Component data from apps and pages

+--

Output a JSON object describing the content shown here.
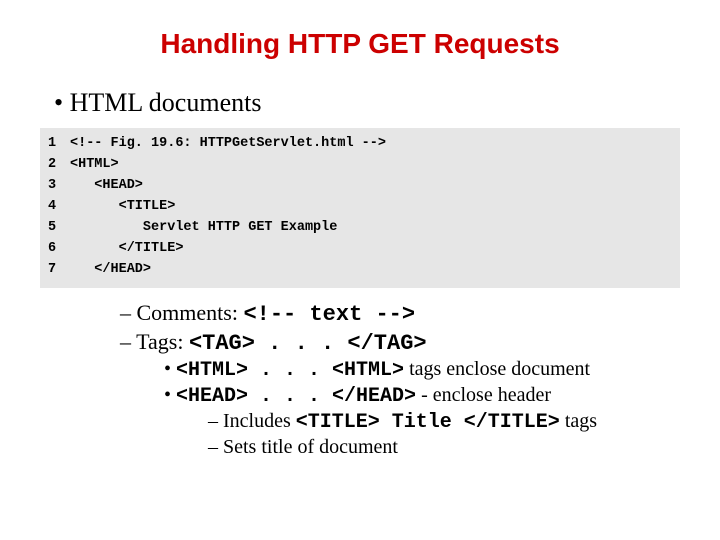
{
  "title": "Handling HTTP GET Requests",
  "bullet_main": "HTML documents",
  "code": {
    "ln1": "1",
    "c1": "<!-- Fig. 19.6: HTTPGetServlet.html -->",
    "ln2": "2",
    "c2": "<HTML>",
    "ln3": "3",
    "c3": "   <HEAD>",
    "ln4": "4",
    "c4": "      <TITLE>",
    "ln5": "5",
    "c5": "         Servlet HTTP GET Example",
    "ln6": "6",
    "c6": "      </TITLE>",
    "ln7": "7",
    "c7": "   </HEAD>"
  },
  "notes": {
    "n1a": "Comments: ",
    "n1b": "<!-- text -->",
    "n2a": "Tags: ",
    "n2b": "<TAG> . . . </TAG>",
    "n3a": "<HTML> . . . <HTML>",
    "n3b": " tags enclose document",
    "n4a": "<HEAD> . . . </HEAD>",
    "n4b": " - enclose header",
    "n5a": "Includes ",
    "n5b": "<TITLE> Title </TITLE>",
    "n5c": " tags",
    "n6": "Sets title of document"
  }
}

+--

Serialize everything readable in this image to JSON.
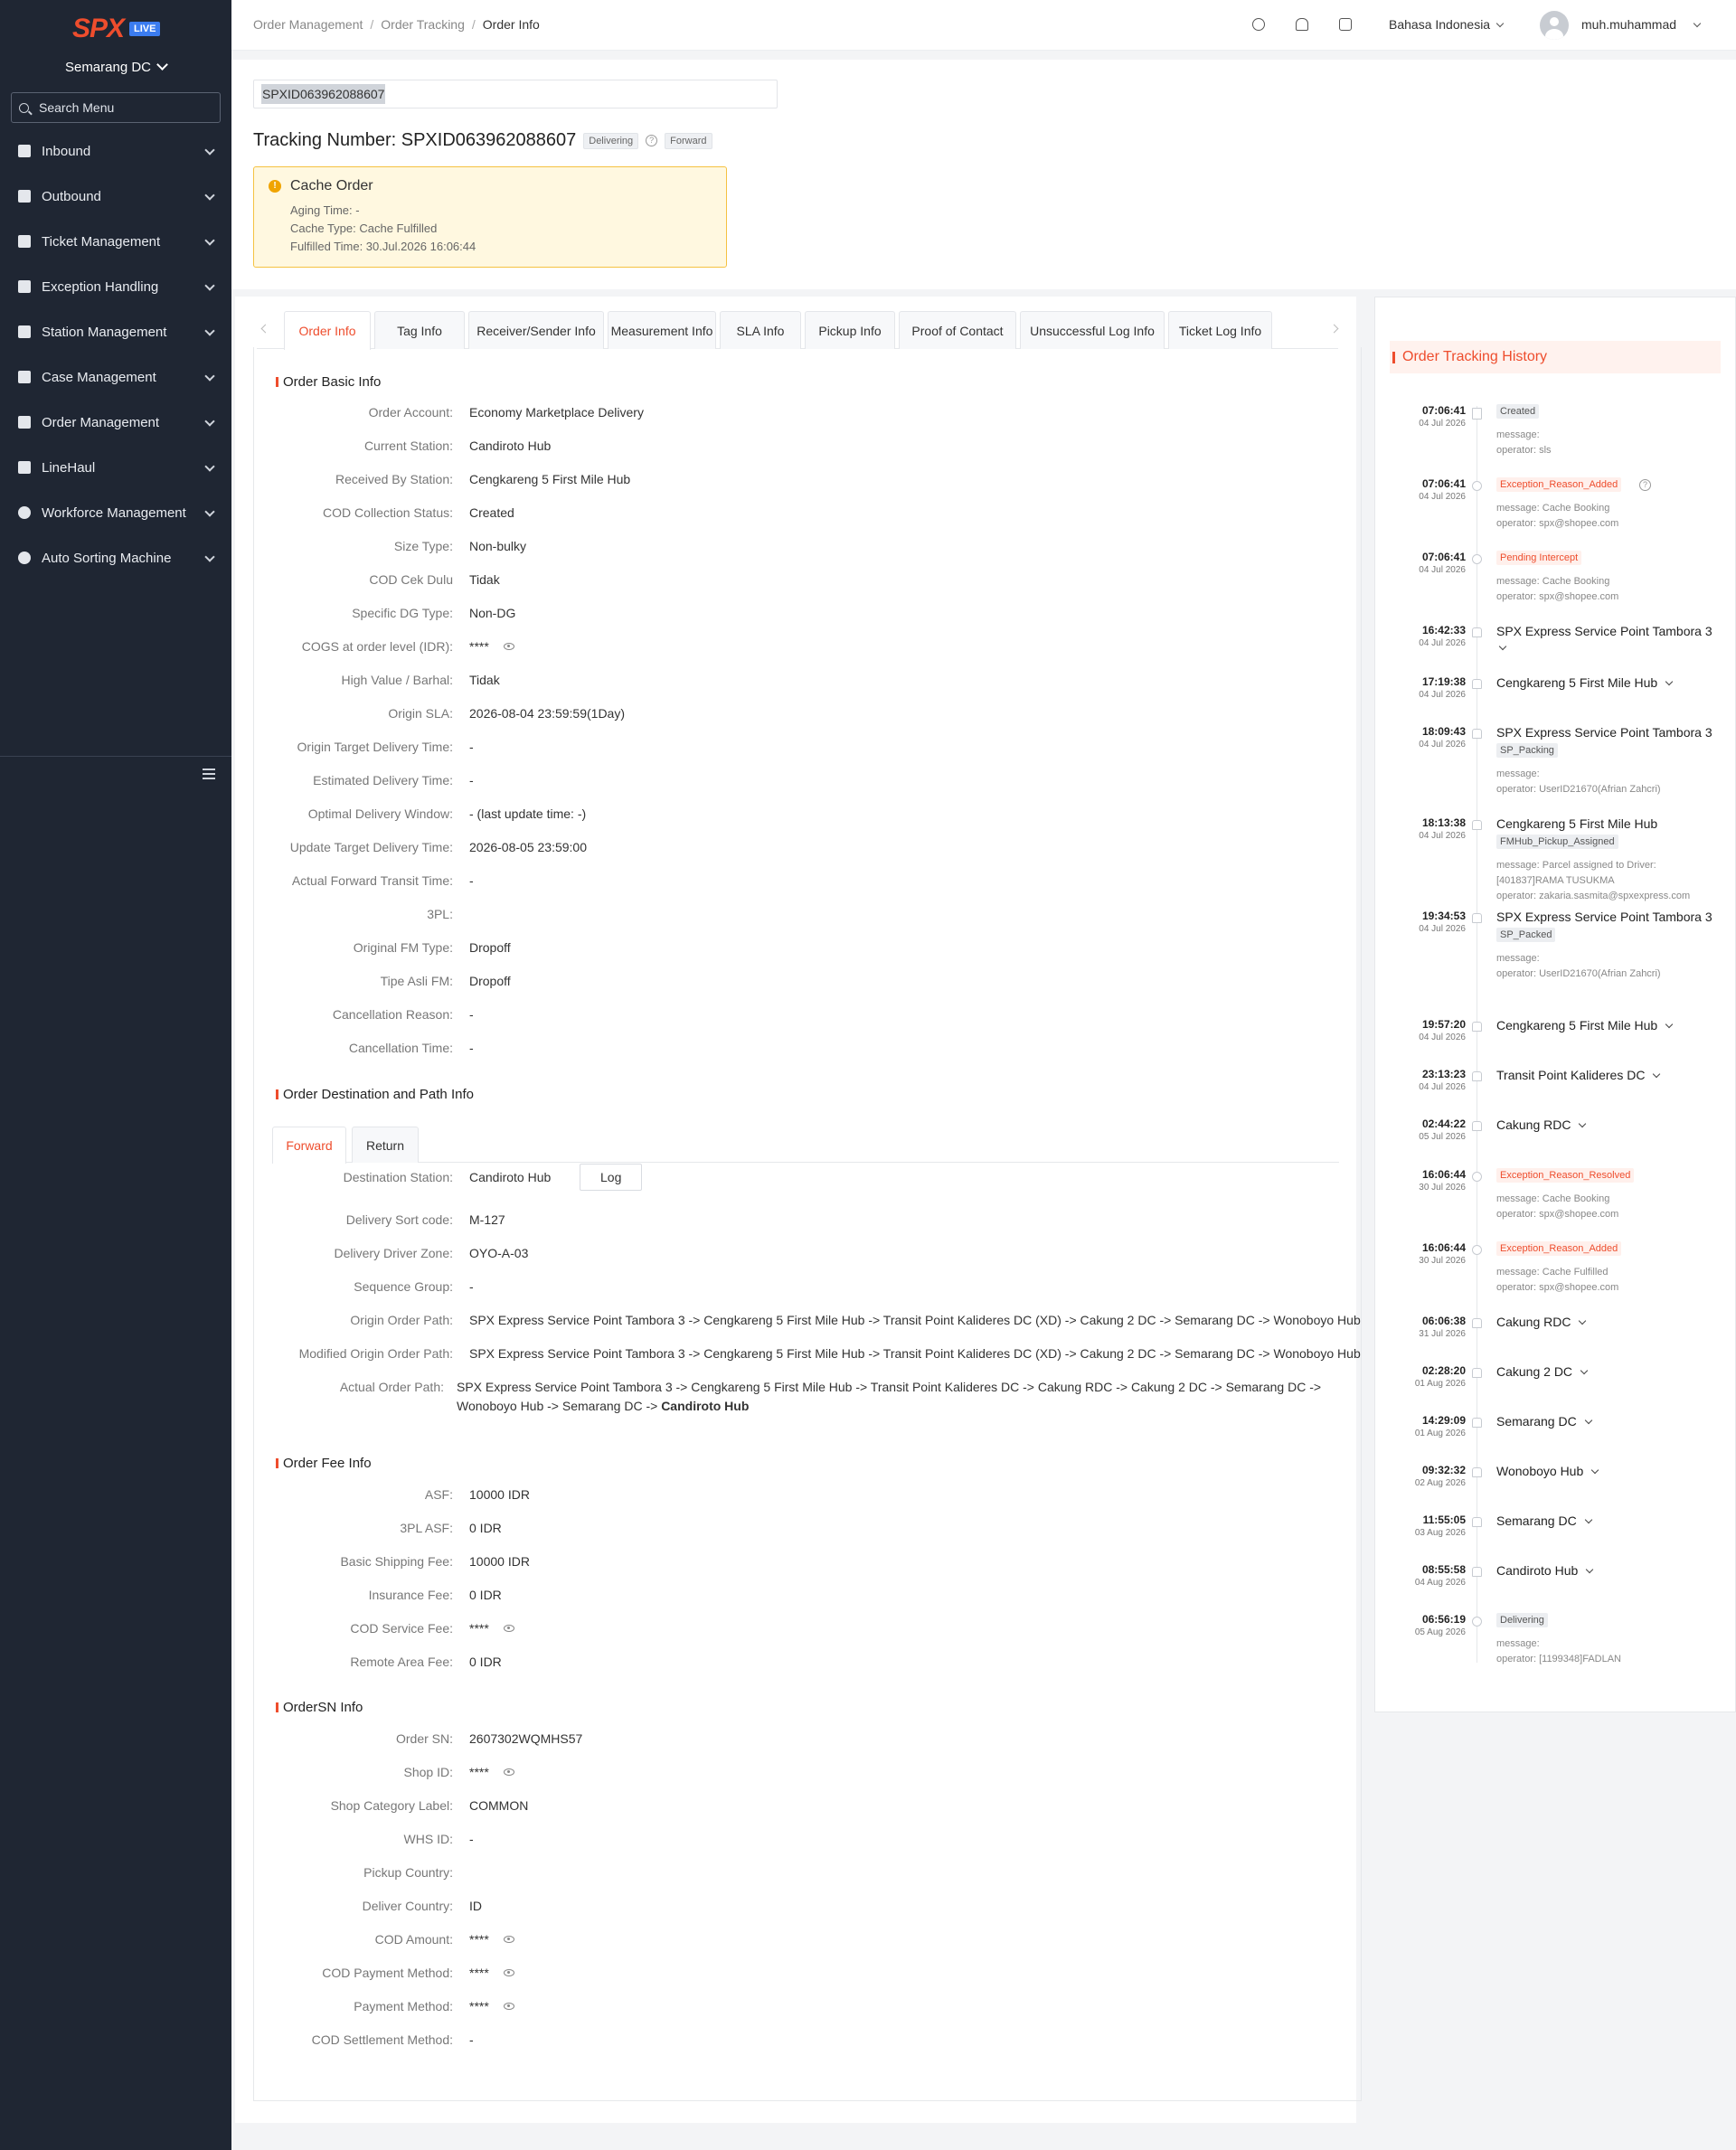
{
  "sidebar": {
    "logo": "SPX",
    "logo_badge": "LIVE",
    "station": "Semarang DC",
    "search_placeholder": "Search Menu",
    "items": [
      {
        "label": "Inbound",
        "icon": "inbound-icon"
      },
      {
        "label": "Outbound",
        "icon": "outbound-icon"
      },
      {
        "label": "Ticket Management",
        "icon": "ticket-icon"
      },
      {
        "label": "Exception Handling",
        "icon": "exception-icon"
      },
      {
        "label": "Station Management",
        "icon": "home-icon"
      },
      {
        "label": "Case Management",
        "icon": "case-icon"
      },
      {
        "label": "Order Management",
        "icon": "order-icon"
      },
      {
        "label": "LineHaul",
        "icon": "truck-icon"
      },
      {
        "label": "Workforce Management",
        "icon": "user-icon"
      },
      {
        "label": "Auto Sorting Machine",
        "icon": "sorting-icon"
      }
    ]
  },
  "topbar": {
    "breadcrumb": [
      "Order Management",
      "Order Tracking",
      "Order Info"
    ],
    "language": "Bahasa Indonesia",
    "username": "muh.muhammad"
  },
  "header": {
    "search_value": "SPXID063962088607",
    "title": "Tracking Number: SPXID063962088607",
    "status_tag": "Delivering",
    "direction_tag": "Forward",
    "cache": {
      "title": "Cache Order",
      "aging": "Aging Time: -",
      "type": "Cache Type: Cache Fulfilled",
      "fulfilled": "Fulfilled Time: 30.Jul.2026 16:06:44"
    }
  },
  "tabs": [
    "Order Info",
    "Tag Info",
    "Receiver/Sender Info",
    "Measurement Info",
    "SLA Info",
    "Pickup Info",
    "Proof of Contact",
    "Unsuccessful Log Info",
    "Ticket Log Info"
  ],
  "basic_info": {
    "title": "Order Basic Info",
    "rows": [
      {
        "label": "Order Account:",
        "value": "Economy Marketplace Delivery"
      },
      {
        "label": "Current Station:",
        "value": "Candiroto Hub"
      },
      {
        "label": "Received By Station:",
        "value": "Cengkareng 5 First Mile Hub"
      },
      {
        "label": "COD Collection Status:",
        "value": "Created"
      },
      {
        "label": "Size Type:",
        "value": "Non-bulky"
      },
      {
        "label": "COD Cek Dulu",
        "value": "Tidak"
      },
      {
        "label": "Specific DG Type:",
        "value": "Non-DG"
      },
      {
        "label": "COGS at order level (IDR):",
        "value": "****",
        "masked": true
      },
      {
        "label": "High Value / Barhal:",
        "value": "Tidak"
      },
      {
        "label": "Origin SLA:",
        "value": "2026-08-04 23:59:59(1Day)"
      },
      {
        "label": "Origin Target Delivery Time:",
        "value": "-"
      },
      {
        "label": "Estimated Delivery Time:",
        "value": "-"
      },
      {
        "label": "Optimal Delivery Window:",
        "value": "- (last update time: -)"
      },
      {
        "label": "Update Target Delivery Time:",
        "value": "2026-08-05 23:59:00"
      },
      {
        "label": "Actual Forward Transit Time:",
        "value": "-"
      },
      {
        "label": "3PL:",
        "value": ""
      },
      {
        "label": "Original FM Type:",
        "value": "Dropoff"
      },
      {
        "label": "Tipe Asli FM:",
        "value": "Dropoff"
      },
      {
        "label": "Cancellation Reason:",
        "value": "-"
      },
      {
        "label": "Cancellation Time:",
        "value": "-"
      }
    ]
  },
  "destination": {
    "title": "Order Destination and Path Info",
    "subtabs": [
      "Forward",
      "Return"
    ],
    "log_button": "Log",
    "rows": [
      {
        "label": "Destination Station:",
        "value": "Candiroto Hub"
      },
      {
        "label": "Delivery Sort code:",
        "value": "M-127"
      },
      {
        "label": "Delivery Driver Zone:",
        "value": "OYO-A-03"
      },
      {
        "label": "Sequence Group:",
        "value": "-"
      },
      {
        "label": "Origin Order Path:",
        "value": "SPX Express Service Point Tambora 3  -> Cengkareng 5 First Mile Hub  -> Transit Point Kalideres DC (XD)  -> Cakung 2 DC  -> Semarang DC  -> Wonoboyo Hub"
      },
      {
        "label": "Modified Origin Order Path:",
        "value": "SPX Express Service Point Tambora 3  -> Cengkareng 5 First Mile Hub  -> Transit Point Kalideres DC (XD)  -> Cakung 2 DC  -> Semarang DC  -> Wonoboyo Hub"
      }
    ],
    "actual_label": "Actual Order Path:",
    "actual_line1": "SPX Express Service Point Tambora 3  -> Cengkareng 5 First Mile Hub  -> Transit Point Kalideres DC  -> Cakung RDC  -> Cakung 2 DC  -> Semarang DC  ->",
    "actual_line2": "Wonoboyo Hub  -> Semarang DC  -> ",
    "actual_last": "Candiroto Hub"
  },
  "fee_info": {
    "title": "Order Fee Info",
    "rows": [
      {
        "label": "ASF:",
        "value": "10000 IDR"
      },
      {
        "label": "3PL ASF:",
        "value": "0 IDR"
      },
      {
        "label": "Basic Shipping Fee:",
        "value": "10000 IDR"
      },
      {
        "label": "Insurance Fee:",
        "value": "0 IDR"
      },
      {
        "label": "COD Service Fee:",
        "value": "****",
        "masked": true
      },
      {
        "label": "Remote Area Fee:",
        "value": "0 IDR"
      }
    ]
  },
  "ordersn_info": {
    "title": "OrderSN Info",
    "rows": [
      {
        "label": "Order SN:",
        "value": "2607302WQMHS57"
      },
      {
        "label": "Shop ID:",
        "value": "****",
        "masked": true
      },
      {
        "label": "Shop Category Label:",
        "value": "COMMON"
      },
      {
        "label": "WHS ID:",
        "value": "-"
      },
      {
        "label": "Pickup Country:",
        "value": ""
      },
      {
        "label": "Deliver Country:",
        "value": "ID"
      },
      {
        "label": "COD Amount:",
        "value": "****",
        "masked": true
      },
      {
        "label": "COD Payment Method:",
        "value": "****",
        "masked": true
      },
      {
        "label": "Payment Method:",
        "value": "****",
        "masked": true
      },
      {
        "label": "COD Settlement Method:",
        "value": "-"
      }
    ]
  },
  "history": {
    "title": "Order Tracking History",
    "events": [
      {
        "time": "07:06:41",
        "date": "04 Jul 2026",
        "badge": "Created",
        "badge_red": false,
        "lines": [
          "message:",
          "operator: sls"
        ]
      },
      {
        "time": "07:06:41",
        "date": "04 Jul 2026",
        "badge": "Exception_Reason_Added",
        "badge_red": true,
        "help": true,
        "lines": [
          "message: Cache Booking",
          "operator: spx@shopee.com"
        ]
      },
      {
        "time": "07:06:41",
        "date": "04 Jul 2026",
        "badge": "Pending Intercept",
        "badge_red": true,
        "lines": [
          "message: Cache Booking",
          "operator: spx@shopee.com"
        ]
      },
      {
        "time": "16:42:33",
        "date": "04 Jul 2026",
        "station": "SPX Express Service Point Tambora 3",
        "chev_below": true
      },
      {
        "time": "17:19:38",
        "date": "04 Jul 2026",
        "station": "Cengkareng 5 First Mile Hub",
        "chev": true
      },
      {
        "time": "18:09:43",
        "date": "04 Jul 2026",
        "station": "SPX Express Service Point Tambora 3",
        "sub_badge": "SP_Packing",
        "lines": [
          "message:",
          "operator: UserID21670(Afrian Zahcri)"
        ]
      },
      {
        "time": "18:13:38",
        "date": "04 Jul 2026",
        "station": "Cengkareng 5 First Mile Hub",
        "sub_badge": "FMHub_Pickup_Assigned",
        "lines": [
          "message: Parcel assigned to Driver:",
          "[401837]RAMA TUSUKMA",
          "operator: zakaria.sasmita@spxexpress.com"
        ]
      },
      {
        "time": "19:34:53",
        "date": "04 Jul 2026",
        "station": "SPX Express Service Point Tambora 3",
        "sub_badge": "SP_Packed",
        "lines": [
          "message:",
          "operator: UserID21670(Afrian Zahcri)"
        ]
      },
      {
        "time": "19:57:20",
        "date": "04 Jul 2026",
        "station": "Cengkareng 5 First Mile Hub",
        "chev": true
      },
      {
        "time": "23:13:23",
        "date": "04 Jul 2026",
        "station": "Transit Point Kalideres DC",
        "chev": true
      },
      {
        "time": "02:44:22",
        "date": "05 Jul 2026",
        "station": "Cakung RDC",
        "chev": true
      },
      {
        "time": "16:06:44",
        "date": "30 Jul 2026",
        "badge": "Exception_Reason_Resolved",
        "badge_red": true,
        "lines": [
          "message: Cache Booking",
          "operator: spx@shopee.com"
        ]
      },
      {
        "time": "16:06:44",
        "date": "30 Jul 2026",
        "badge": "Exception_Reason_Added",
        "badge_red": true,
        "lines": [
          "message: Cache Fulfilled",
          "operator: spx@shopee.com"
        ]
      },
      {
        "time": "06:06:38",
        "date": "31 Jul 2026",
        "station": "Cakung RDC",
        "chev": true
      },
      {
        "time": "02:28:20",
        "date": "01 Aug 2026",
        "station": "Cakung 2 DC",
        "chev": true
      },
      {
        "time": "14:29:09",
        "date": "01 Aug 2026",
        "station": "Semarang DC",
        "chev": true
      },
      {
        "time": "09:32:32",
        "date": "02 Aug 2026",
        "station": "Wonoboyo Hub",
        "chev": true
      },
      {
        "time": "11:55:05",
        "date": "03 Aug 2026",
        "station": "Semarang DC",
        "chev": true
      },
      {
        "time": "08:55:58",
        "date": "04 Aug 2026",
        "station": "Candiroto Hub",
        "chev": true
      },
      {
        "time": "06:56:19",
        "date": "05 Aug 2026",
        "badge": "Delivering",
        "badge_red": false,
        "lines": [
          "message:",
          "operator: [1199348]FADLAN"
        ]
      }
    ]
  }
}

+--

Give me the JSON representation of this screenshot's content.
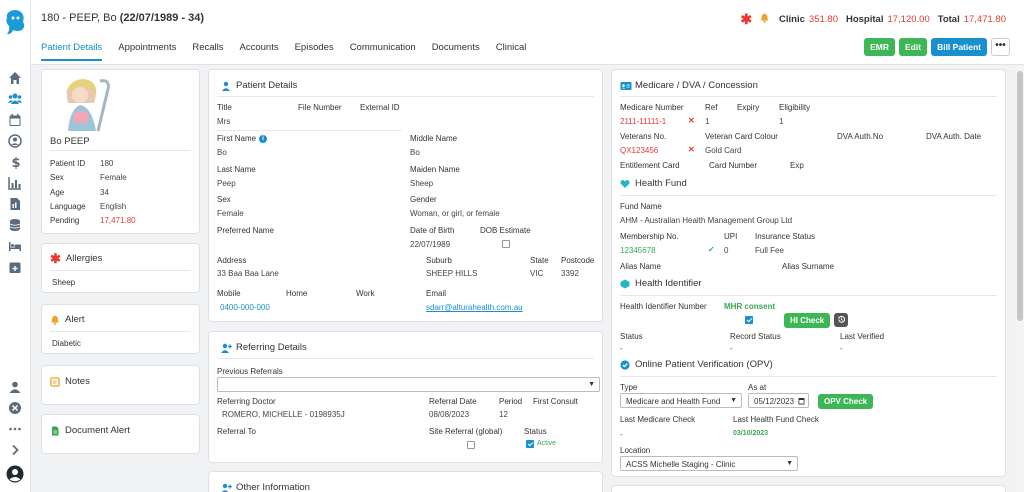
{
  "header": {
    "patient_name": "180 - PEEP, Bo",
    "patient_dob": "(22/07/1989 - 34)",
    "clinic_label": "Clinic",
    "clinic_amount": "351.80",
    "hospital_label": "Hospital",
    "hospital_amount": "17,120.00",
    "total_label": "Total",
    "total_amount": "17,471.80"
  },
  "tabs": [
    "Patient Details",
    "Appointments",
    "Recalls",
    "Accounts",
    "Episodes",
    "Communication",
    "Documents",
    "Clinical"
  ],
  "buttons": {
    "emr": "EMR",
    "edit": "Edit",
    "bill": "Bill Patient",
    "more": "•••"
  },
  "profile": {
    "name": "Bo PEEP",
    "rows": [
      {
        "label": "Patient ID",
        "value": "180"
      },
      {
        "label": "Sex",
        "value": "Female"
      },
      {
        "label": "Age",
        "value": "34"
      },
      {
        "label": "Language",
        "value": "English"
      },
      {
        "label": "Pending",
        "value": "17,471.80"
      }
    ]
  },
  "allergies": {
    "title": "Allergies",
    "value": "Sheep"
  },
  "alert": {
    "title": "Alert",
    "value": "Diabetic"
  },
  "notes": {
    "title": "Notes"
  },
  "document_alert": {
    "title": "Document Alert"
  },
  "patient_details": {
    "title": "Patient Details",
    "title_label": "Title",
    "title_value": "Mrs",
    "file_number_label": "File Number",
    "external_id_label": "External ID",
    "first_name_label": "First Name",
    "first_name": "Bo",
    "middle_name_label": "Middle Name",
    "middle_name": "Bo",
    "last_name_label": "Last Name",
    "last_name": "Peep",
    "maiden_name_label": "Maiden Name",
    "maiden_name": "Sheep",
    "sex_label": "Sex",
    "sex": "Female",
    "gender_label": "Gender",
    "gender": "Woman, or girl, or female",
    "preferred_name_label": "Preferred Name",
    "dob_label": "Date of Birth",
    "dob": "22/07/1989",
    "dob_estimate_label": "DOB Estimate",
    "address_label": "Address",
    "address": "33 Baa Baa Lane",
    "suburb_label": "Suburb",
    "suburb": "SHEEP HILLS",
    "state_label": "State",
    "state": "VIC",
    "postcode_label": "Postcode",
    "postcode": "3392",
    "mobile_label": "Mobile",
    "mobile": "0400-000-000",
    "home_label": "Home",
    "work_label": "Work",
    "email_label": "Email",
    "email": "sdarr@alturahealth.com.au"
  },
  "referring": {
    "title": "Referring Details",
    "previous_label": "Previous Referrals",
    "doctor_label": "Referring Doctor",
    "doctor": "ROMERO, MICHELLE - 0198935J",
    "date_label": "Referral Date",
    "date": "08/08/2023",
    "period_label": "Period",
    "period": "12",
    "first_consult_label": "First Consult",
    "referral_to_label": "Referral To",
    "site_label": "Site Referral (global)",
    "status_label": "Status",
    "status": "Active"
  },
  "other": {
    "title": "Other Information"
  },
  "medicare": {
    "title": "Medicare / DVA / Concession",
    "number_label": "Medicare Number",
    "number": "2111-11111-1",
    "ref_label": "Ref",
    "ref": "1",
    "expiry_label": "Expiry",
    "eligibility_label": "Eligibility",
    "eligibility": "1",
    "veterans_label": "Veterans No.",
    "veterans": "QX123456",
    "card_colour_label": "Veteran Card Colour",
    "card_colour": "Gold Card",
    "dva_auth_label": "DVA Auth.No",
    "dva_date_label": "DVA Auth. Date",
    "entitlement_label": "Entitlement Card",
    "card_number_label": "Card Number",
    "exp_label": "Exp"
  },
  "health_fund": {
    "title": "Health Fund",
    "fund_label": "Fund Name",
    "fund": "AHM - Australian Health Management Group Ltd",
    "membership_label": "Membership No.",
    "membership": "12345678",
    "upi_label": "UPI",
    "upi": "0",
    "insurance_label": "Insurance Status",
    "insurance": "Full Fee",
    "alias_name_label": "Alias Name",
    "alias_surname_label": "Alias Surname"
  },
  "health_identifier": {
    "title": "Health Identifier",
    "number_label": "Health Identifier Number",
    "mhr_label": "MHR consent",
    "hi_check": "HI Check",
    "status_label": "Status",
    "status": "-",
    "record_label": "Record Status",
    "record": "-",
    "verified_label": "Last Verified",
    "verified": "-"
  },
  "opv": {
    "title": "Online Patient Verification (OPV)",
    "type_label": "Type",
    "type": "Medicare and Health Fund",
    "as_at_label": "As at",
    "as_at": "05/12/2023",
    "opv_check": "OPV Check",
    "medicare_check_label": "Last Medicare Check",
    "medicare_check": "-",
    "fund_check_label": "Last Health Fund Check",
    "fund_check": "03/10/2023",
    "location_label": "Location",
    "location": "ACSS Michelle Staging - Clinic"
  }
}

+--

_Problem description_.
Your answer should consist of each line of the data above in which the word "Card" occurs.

_Task solution_.
    "card_colour_label": "Veteran Card Colour",
    "card_colour": "Gold Card",
    "entitlement_label": "Entitlement Card",
    "card_number_label": "Card Number",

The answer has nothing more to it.